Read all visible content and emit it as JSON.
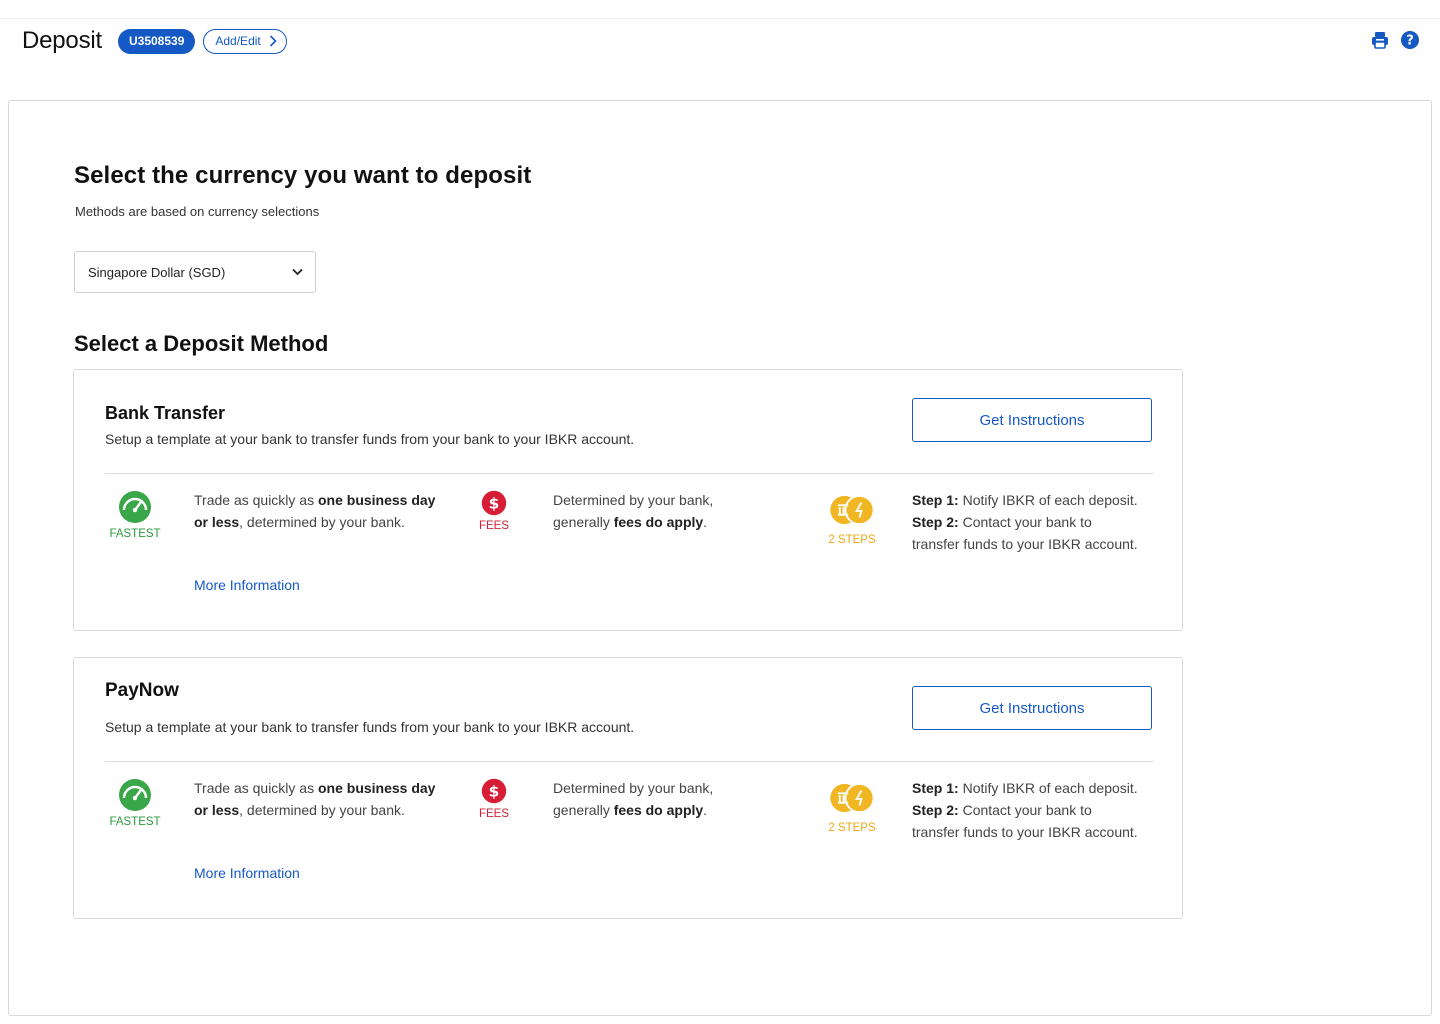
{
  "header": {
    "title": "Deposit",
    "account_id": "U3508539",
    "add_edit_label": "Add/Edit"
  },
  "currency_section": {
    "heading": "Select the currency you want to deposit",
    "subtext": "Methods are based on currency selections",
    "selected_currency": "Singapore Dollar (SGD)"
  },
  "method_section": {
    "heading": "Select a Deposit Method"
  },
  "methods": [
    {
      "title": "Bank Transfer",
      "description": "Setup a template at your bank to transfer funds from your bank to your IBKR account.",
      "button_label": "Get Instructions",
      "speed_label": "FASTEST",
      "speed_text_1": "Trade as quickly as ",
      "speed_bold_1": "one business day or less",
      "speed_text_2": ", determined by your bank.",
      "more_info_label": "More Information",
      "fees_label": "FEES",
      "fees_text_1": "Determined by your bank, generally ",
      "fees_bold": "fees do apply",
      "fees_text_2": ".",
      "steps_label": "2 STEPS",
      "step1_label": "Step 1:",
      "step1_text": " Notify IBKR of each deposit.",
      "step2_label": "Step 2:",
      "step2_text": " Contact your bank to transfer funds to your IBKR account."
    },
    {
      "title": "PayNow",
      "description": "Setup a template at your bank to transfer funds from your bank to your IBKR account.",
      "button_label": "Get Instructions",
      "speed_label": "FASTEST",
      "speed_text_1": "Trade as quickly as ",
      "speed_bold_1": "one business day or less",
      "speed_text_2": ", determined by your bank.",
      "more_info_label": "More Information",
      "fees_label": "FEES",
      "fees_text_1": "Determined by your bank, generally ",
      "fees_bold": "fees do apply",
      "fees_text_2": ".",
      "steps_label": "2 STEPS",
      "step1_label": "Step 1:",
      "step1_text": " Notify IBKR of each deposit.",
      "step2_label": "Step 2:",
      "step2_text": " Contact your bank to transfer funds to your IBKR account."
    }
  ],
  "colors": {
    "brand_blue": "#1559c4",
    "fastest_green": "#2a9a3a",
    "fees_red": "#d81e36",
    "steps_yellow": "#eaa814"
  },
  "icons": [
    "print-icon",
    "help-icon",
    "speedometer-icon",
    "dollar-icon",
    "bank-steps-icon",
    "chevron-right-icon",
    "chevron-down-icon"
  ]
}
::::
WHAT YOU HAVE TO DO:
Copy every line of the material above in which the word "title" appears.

EXPECTED ANSWER:
    "title": "Deposit",
      "title": "Bank Transfer",
      "title": "PayNow",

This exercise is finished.